The average Catholic non-profit hospital in Germany generates more turnover than a Protestant one, while the turnover per patient is higher in the average Protestant hospital. The number of departments in a Catholic hospital is larger than in a Protestant one. However, Protestant hospitals deploy more generalist and specialist doctors per patient and more frequently work together with universities and other educational institutions.
The strategies of Protestant and Catholic managers can be traced back to the theological cornerstones of the two religions, Prüfer and Filistrucchi argue on the basis of their literature review. In their opinion, Catholic and Protestant managers get spiritual rewards from altruistic behavior. In the healthcare sector, this results in striving to maximize patient benefits.
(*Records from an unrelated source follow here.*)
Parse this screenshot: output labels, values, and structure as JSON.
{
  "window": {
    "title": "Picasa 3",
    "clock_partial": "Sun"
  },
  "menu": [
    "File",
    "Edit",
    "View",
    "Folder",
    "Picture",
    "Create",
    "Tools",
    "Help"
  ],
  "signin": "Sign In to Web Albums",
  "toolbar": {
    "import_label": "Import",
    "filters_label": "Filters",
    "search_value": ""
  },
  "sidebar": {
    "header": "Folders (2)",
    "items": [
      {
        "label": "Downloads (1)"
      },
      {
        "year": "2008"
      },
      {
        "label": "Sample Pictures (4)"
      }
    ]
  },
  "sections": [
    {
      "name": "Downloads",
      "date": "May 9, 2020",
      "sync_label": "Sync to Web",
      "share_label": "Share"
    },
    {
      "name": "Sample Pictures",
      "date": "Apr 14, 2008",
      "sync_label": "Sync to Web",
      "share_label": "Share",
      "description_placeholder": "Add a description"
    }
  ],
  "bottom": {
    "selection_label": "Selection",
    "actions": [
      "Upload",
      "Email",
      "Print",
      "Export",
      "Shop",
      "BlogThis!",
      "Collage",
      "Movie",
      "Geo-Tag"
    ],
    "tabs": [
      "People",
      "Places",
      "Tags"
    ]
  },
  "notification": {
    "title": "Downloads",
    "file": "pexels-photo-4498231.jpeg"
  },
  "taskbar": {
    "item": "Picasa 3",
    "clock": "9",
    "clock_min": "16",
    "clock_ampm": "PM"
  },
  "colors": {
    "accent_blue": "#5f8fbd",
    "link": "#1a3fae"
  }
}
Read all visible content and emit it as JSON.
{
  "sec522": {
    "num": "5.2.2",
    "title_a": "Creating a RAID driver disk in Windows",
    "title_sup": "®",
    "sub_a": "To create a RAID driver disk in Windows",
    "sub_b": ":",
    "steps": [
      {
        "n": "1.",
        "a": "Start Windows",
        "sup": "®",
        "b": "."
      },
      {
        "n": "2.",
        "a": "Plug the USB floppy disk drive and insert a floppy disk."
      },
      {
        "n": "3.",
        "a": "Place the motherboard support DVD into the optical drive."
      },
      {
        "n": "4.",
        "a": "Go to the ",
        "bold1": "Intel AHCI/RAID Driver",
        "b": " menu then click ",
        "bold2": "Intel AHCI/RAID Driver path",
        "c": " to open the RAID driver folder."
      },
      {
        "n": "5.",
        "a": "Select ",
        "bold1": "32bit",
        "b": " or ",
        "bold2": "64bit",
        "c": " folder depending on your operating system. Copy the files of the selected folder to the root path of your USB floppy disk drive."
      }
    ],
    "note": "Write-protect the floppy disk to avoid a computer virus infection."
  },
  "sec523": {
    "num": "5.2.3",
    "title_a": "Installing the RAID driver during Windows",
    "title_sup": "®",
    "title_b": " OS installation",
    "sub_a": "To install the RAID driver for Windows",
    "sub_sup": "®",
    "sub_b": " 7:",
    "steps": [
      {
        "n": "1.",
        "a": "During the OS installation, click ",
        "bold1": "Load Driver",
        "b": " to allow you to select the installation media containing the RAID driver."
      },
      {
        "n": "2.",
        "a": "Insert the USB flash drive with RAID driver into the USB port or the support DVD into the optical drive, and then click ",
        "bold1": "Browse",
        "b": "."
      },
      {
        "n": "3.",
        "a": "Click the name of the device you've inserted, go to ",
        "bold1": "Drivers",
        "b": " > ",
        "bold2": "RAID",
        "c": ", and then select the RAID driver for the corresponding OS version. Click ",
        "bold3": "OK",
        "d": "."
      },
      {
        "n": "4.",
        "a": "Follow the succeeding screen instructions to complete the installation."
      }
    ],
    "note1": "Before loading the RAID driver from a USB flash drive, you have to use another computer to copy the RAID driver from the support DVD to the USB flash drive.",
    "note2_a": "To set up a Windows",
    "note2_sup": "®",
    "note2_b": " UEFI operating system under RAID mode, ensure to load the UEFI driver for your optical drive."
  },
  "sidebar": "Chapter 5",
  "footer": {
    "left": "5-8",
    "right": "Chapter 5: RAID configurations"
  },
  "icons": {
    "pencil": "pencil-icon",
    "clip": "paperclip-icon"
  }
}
In Protestantism, the focus is on the individual. This translates into a focus on the best possible care for the individual patient. Catholicism, however, focuses on a believer's community, which can explain why Catholic managers focus on treating many patients.
Despite the different strategies employed by Catholic and Protestant hospitals, Prüfer and Filistrucchi could not identify any persistent differences in quality outcome measures related to hospitals' religious affiliation. It is hence impossible to state that this or that type of religious hospital delivers "better" medical treatment.
The researchers analyzed quality reports on all German hospitals in 2006 and 2008. Approximately 830 of the 1930 hospitals in Germany operate on a non-profit basis. In this category of hospitals, 40% are Catholic and 23% are Protestant. The remaining 37% of non-profit hospitals were not included in the study.